For once I’m going to be a typical woman and talk about something uniquely female here: the preparation that goes into planning an outfit for a large event. In this case, the large event being the Grand Prix d’Horlogerie de Genève, watchmaking’s biggest night. The hardest and most important part, however, was deciding what to do about my jewelry and which watch to wear. So, naturally, I turned to my friends at Chopard.
I’m glad to see secret watches making a bit of a comeback since I find them to be seductive anachronisms that are very feminine and very functional. Very much in vogue in the 1930s, ҆40s, and ҆50s, “secret watches” kept the time confidential by hiding the watch dial behind a decorative hinged or swiveling cover.
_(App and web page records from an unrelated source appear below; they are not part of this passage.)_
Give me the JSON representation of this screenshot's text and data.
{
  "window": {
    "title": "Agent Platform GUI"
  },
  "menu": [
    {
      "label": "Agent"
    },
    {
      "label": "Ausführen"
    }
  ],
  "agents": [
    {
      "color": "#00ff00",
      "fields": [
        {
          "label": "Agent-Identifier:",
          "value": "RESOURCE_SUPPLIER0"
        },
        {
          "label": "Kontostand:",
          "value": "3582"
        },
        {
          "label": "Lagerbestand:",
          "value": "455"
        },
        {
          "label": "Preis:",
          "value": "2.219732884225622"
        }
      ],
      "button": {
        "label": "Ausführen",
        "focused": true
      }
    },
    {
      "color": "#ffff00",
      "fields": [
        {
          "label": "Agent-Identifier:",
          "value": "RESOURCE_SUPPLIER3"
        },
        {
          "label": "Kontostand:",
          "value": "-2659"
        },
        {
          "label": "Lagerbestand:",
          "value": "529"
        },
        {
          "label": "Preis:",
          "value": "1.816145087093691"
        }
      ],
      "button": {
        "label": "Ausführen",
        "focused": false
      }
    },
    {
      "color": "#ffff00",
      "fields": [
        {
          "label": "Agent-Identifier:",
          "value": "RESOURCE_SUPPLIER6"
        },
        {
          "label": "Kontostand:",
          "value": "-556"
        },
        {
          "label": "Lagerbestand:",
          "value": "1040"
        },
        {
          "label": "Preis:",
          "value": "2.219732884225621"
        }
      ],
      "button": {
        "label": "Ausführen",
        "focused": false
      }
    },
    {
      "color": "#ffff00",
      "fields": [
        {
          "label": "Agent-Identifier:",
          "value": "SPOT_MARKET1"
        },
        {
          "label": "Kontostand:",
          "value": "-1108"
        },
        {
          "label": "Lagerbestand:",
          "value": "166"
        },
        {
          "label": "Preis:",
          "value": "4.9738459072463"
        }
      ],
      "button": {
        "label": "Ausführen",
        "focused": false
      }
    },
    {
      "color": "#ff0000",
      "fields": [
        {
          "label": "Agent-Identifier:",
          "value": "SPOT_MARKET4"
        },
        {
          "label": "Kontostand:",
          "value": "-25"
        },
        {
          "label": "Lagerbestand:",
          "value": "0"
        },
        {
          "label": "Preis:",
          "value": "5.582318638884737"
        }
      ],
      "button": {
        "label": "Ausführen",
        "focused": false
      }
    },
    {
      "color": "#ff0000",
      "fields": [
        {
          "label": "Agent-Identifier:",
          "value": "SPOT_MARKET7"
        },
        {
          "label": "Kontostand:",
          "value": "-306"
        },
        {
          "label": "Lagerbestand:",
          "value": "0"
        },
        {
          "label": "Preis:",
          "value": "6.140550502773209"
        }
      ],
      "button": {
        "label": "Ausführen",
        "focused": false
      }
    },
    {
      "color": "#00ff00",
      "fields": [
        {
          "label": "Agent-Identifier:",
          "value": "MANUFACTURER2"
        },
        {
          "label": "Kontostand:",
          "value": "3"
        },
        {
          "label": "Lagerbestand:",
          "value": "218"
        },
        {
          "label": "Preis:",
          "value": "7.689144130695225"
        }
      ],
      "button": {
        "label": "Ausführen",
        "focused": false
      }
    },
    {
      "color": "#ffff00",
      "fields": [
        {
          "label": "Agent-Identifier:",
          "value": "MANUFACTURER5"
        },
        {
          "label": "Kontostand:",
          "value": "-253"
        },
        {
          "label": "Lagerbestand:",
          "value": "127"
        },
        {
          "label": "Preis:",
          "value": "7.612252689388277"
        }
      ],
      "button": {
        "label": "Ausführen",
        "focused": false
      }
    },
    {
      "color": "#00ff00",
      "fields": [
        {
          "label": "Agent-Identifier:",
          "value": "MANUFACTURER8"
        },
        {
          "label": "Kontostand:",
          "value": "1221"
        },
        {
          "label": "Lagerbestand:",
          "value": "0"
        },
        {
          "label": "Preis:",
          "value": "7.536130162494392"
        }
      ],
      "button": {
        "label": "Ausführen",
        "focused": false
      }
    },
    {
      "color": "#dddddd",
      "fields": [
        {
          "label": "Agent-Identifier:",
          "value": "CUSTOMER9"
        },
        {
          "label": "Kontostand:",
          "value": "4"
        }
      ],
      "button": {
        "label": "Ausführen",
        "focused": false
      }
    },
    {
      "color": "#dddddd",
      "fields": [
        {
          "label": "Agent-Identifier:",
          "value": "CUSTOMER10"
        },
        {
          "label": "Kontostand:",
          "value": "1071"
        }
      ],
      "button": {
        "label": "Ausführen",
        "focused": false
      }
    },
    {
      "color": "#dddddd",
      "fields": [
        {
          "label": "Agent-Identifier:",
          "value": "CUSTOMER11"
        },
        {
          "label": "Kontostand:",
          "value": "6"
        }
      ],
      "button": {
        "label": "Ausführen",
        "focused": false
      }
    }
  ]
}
Following are five examples introduced earlier this year.
Welcome to the 2015 edition of Quill & Pad’s early Grand Prix d’Horlogerie de Genève (GPHG) predictions in which we pick our favorites and explain why. The six pre-selected finalists in the Ladies category are: Delaneau’s Rondo 42 Peony, the in-house Ulysse Nardin Jade, Hublot’s Big Bang Broderie, the Piaget Limelight Gala, the all-new Audemars Piguet Millenary, and the wonderfully crafted and priced Hermès Arceau Petite Lune with diamonds.
At the 2015 edition of the SIHH, Richard Mille introduced the stunning RM 19-02 Tourbillon Fleur.
The tourbillon is nestled within and concealed by a magnolia flower. Every five minutes, or on demand via a pusher, the flying tourbillon rises up from the movement as the flower opens. The petals of the flower are engraved in gold and hand-painted.
In this exceptionally aesthetic video, The Watches TV visits the Richard Mille workshop to discover the story behind the RM 19-02 Tourbillon Fleur.
The Breguet Reine de Naples collection launched in 2002 following the historic description of an “oblong (repeater) for bracelet.” This now-iconic feminine shape was resurrected 190 years after Caroline Murat, Queen of Naples, commissioned Abraham-Louis Breguet to make the repeater for her royal wrist. The Reine de Naples’ oval-shaped case is a rare sight in watchmaking, but it serves to make one of the most memorable watches in production today.
The panther is Cartier’s most famous animal. But why is this so, and how has this ‘beastly’ line managed to remain in the watch and jewelry collection for more than 100 years? A look at the relationship between Louis Cartier and “the Coco Chanel of jewelry” Jeanne Toussaint sheds some (spotted) light on the first watch design, the Art Deco painting that inspired the collection, and the popularity that propelled it.
As the resident pen writer at this publication, and since ‘plume’ is the French word for both quill and pen, I thought I’d share my thoughts about Breguet’s Rêve de Plume. This haute joaillerie timepiece is part of the Breguet Plumes collection, and it is a tribute to Queen Marie Antoinette.
In my wildest dreams, I never thought I’d be writing about two different cushion-shaped chronographs made especially for women. This is a particularly enjoyable exercise for me as the two chronographs I examine here are by two of the most traditional watch manufactures at work today: Vacheron Constantin and Patek Philippe. So, how do they differ?
While the “she loves me, she loves me not” complication on Christophe Claret’s first ladies’ watch, Margot, is highly original and very poetic, it’s not the kind of thing a wearer is likely to use frequently unless in a particularly tempestuous relationship. In which case it might be better to lock the watch away until things calm down. Margot might be better suited, a watch featuring luminous butterflies and disappearing and reappearing declarations of love.
Yup, I would wear a women’s watch. The Arceau Temari is Hermès’ incredible take on embroidered Japanese temari balls combined with hard stone marquetry and diamond snow setting. The result, clearly, is a mesmerizing visual feast!